Q: If you could travel to any place in the world you haven't been to, where would it be and why?
A: I have been very privileged to have travelled to so many places around the world with figure skating! I would say I want to travel to Japan or Australia. I have heard Japan and the fans are so amazing over there and Australia because who wouldn't want to go to Australia! No, I want to go there because I have a few friends from skating that are from there and I want to help skating out there and see the different environment down there.
Q: The "new judging system" has received both a lot of praise and criticism. What do you think are the best and worst parts about the way skating is judged in 2013? What would you change or keep the same if it was solely up to you?
A: I think the new system has some negatives and positives. There are always going to be criticism about any way people judge. I believe it has helped since the 2002 Olympics, but it is very hard for the public to understand how it actually works. We have been working and progressing since the we changed systems and it is still confusing to skaters and coaches! If I could change anything about the new system it would to let the skaters (and choreographers) have more freedom! We can't express too much without being conscious about the time or pattern or which spin and position are we allowed to do next to get the most points. That is what can make it interesting but as well as very repetitive. Before, you could do three turns and toe steps and people went crazy! We are losing a lot of fans because we are too technical now. Don't get me wrong or anything because when someone does a clean program with 7 or 8 triples that is incredible itself but we miss the personality that came with the old system.
Q: What is your favourite part about being on the ice?
A: My favourite part about being on the ice is EVERYTHING! I love my boots and blades and being able to glide along and spin, jump, do spirals, footwork and stroking! It gives a sense of freedom and it is hard to duplicate anything like that off the ice! I think as I have grown up and matured more I appreciate all the little things that I can do on the ice because I won't be able to do everything when I'm 72! I will still probably try and skate but I will be a little more fragile then and wouldn't want to risk anything too serious. Skating really does teach you a lot and prepares you for anything life throws at you!

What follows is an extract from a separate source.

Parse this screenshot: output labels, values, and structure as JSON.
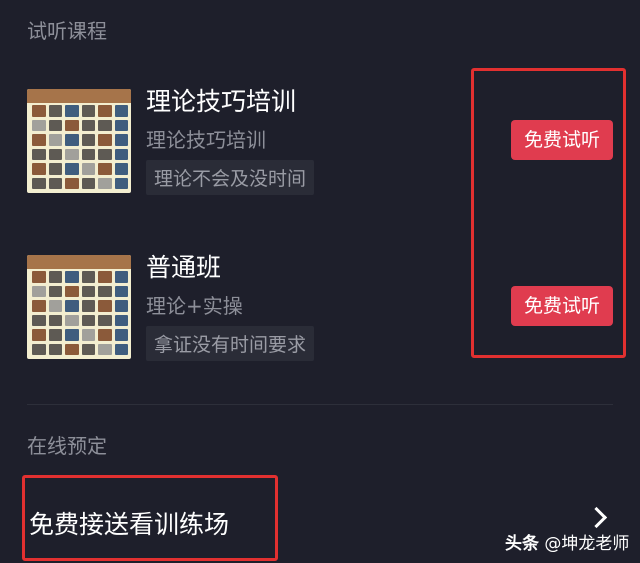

Skate Guard is a blog dedicated to preserving the rich, colourful and fascinating history of figure skating. Over ten years, the blog has featured over a thousand free articles covering all aspects of the sport's history, as well as four compelling in-depth features. To read the latest articles, follow the blog on Facebook, Twitter, Pinterest and YouTube. If you enjoy Skate Guard, please show your support for this archive by ordering a copy of figure skating reference books "The Almanac of Canadian Figure Skating", "Technical Merit: A History of Figure Skating Jumps" and "A Bibliography of Figure Skating": https://skateguard1.blogspot.com/p/buy-book.html.